Copy out all the entries shown below, exactly as they appear.

Dataset rows describing interfaces =
___
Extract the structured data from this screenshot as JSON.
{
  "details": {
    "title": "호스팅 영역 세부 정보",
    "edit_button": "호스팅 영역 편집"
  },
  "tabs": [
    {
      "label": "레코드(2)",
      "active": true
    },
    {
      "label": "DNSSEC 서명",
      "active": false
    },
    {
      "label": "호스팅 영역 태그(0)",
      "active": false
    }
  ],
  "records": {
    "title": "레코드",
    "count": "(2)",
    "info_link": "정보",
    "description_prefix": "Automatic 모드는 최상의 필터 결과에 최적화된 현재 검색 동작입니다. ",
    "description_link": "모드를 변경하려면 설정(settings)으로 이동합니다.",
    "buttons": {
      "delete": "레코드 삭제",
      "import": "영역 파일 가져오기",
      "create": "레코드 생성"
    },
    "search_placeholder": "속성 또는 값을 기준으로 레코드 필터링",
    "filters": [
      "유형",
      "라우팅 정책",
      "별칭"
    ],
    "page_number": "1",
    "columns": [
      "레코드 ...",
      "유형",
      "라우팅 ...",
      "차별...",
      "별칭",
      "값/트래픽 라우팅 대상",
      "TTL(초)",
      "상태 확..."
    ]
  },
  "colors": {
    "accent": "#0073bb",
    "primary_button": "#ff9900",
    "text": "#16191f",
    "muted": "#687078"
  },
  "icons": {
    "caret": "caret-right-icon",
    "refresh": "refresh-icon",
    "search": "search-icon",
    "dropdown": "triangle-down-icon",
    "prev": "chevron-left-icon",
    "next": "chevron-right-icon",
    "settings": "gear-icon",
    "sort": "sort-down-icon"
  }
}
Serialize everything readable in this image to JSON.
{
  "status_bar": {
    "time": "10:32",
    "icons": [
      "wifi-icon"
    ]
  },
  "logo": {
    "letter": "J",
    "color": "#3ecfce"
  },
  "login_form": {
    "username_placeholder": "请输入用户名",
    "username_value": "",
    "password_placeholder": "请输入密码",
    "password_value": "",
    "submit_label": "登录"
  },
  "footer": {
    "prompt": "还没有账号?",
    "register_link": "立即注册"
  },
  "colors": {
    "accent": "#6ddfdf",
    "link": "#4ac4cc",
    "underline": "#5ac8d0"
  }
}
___
Answer area =
Extract the structured data from this screenshot as JSON.
{
  "details": {
    "title": "호스팅 영역 세부 정보",
    "edit_button": "호스팅 영역 편집"
  },
  "tabs": [
    {
      "label": "레코드(2)",
      "active": true
    },
    {
      "label": "DNSSEC 서명",
      "active": false
    },
    {
      "label": "호스팅 영역 태그(0)",
      "active": false
    }
  ],
  "records": {
    "title": "레코드",
    "count": "(2)",
    "info_link": "정보",
    "description_prefix": "Automatic 모드는 최상의 필터 결과에 최적화된 현재 검색 동작입니다. ",
    "description_link": "모드를 변경하려면 설정(settings)으로 이동합니다.",
    "buttons": {
      "delete": "레코드 삭제",
      "import": "영역 파일 가져오기",
      "create": "레코드 생성"
    },
    "search_placeholder": "속성 또는 값을 기준으로 레코드 필터링",
    "filters": [
      "유형",
      "라우팅 정책",
      "별칭"
    ],
    "page_number": "1",
    "columns": [
      "레코드 ...",
      "유형",
      "라우팅 ...",
      "차별...",
      "별칭",
      "값/트래픽 라우팅 대상",
      "TTL(초)",
      "상태 확..."
    ]
  },
  "colors": {
    "accent": "#0073bb",
    "primary_button": "#ff9900",
    "text": "#16191f",
    "muted": "#687078"
  },
  "icons": {
    "caret": "caret-right-icon",
    "refresh": "refresh-icon",
    "search": "search-icon",
    "dropdown": "triangle-down-icon",
    "prev": "chevron-left-icon",
    "next": "chevron-right-icon",
    "settings": "gear-icon",
    "sort": "sort-down-icon"
  }
}
Serialize everything readable in this image to JSON.
{
  "status_bar": {
    "time": "10:32",
    "icons": [
      "wifi-icon"
    ]
  },
  "logo": {
    "letter": "J",
    "color": "#3ecfce"
  },
  "login_form": {
    "username_placeholder": "请输入用户名",
    "username_value": "",
    "password_placeholder": "请输入密码",
    "password_value": "",
    "submit_label": "登录"
  },
  "footer": {
    "prompt": "还没有账号?",
    "register_link": "立即注册"
  },
  "colors": {
    "accent": "#6ddfdf",
    "link": "#4ac4cc",
    "underline": "#5ac8d0"
  }
}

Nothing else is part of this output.